What is expected:
Omit the images and retype the records verbatim.

-- Source records follows --

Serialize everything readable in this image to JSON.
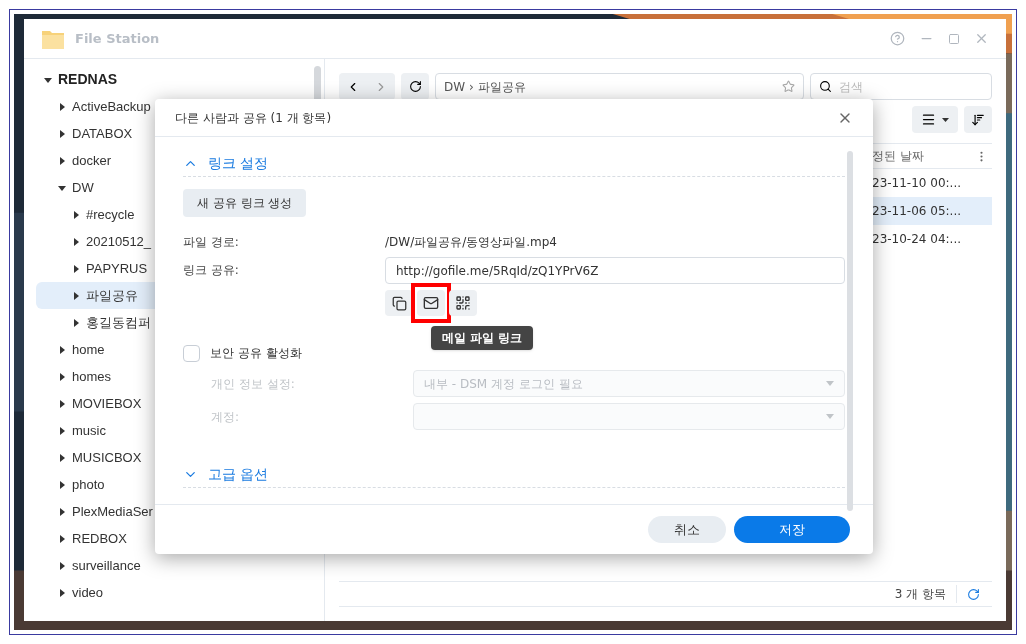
{
  "window": {
    "title": "File Station"
  },
  "toolbar": {
    "path": "DW › 파일공유",
    "search": {
      "placeholder": "검색"
    }
  },
  "sidebar": {
    "items": [
      {
        "label": "REDNAS",
        "expanded": true,
        "selected": false,
        "children": [
          {
            "label": "ActiveBackup",
            "expanded": false,
            "selected": false
          },
          {
            "label": "DATABOX",
            "expanded": false,
            "selected": false
          },
          {
            "label": "docker",
            "expanded": false,
            "selected": false
          },
          {
            "label": "DW",
            "expanded": true,
            "selected": false,
            "children": [
              {
                "label": "#recycle",
                "expanded": false,
                "selected": false
              },
              {
                "label": "20210512_",
                "expanded": false,
                "selected": false
              },
              {
                "label": "PAPYRUS",
                "expanded": false,
                "selected": false
              },
              {
                "label": "파일공유",
                "expanded": false,
                "selected": true
              },
              {
                "label": "홍길동컴퍼",
                "expanded": false,
                "selected": false
              }
            ]
          },
          {
            "label": "home",
            "expanded": false,
            "selected": false
          },
          {
            "label": "homes",
            "expanded": false,
            "selected": false
          },
          {
            "label": "MOVIEBOX",
            "expanded": false,
            "selected": false
          },
          {
            "label": "music",
            "expanded": false,
            "selected": false
          },
          {
            "label": "MUSICBOX",
            "expanded": false,
            "selected": false
          },
          {
            "label": "photo",
            "expanded": false,
            "selected": false
          },
          {
            "label": "PlexMediaSer",
            "expanded": false,
            "selected": false
          },
          {
            "label": "REDBOX",
            "expanded": false,
            "selected": false
          },
          {
            "label": "surveillance",
            "expanded": false,
            "selected": false
          },
          {
            "label": "video",
            "expanded": false,
            "selected": false
          }
        ]
      }
    ]
  },
  "table": {
    "columns": [
      "정된 날짜"
    ],
    "rows": [
      {
        "cells": [
          "23-11-10 00:..."
        ],
        "selected": false
      },
      {
        "cells": [
          "23-11-06 05:..."
        ],
        "selected": true
      },
      {
        "cells": [
          "23-10-24 04:..."
        ],
        "selected": false
      }
    ]
  },
  "status_bar": {
    "count": "3 개 항목"
  },
  "dialog": {
    "title": "다른 사람과 공유 (1 개 항목)",
    "sections": [
      {
        "title": "링크 설정",
        "expanded": true
      },
      {
        "title": "고급 옵션",
        "expanded": false
      }
    ],
    "generate_button": "새 공유 링크 생성",
    "file_path": {
      "label": "파일 경로:",
      "value": "/DW/파일공유/동영상파일.mp4"
    },
    "link": {
      "label": "링크 공유:",
      "value": "http://gofile.me/5RqId/zQ1YPrV6Z"
    },
    "link_actions": [
      {
        "kind": "copy",
        "highlighted": false
      },
      {
        "kind": "mail",
        "highlighted": true
      },
      {
        "kind": "qr",
        "highlighted": false
      }
    ],
    "tooltip": "메일 파일 링크",
    "secure_share": {
      "label": "보안 공유 활성화",
      "checked": false
    },
    "privacy": {
      "label": "개인 정보 설정:",
      "value": "내부 - DSM 계정 로그인 필요",
      "disabled": true
    },
    "account": {
      "label": "계정:",
      "disabled": true
    },
    "buttons": [
      {
        "kind": "cancel",
        "label": "취소"
      },
      {
        "kind": "save",
        "label": "저장"
      }
    ]
  }
}
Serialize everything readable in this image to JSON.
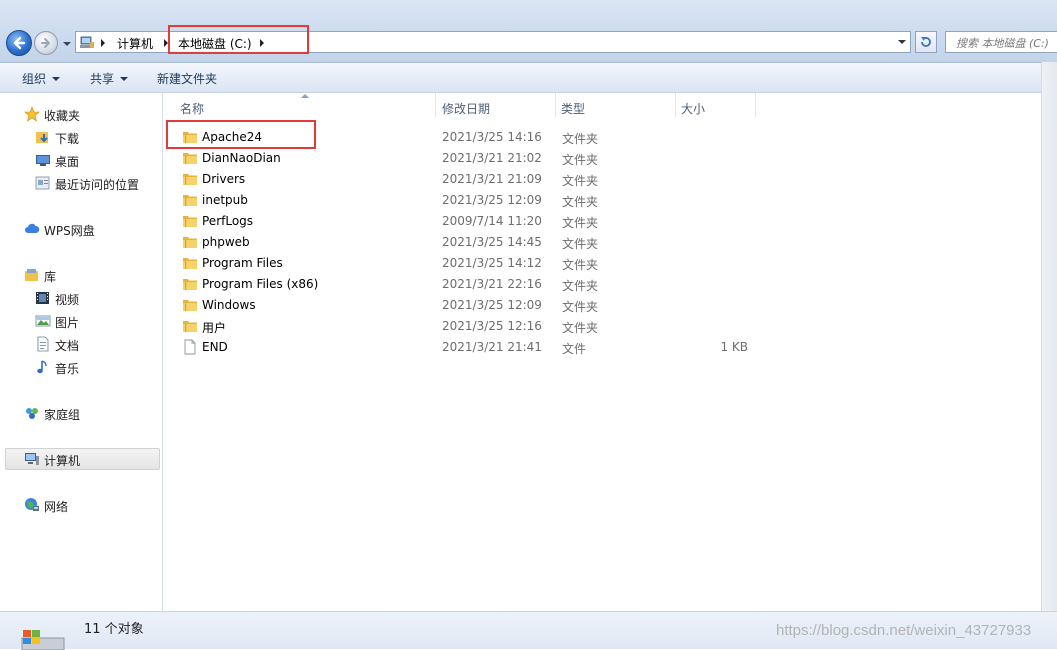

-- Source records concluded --

Expected output:
Serialize everything readable in this image to JSON.
{
  "window": {
    "title": "File Station"
  },
  "toolbar": {
    "path": "DW › 파일공유",
    "search": {
      "placeholder": "검색"
    }
  },
  "sidebar": {
    "items": [
      {
        "label": "REDNAS",
        "expanded": true,
        "selected": false,
        "children": [
          {
            "label": "ActiveBackup",
            "expanded": false,
            "selected": false
          },
          {
            "label": "DATABOX",
            "expanded": false,
            "selected": false
          },
          {
            "label": "docker",
            "expanded": false,
            "selected": false
          },
          {
            "label": "DW",
            "expanded": true,
            "selected": false,
            "children": [
              {
                "label": "#recycle",
                "expanded": false,
                "selected": false
              },
              {
                "label": "20210512_",
                "expanded": false,
                "selected": false
              },
              {
                "label": "PAPYRUS",
                "expanded": false,
                "selected": false
              },
              {
                "label": "파일공유",
                "expanded": false,
                "selected": true
              },
              {
                "label": "홍길동컴퍼",
                "expanded": false,
                "selected": false
              }
            ]
          },
          {
            "label": "home",
            "expanded": false,
            "selected": false
          },
          {
            "label": "homes",
            "expanded": false,
            "selected": false
          },
          {
            "label": "MOVIEBOX",
            "expanded": false,
            "selected": false
          },
          {
            "label": "music",
            "expanded": false,
            "selected": false
          },
          {
            "label": "MUSICBOX",
            "expanded": false,
            "selected": false
          },
          {
            "label": "photo",
            "expanded": false,
            "selected": false
          },
          {
            "label": "PlexMediaSer",
            "expanded": false,
            "selected": false
          },
          {
            "label": "REDBOX",
            "expanded": false,
            "selected": false
          },
          {
            "label": "surveillance",
            "expanded": false,
            "selected": false
          },
          {
            "label": "video",
            "expanded": false,
            "selected": false
          }
        ]
      }
    ]
  },
  "table": {
    "columns": [
      "정된 날짜"
    ],
    "rows": [
      {
        "cells": [
          "23-11-10 00:..."
        ],
        "selected": false
      },
      {
        "cells": [
          "23-11-06 05:..."
        ],
        "selected": true
      },
      {
        "cells": [
          "23-10-24 04:..."
        ],
        "selected": false
      }
    ]
  },
  "status_bar": {
    "count": "3 개 항목"
  },
  "dialog": {
    "title": "다른 사람과 공유 (1 개 항목)",
    "sections": [
      {
        "title": "링크 설정",
        "expanded": true
      },
      {
        "title": "고급 옵션",
        "expanded": false
      }
    ],
    "generate_button": "새 공유 링크 생성",
    "file_path": {
      "label": "파일 경로:",
      "value": "/DW/파일공유/동영상파일.mp4"
    },
    "link": {
      "label": "링크 공유:",
      "value": "http://gofile.me/5RqId/zQ1YPrV6Z"
    },
    "link_actions": [
      {
        "kind": "copy",
        "highlighted": false
      },
      {
        "kind": "mail",
        "highlighted": true
      },
      {
        "kind": "qr",
        "highlighted": false
      }
    ],
    "tooltip": "메일 파일 링크",
    "secure_share": {
      "label": "보안 공유 활성화",
      "checked": false
    },
    "privacy": {
      "label": "개인 정보 설정:",
      "value": "내부 - DSM 계정 로그인 필요",
      "disabled": true
    },
    "account": {
      "label": "계정:",
      "disabled": true
    },
    "buttons": [
      {
        "kind": "cancel",
        "label": "취소"
      },
      {
        "kind": "save",
        "label": "저장"
      }
    ]
  }
}
Serialize everything readable in this image to JSON.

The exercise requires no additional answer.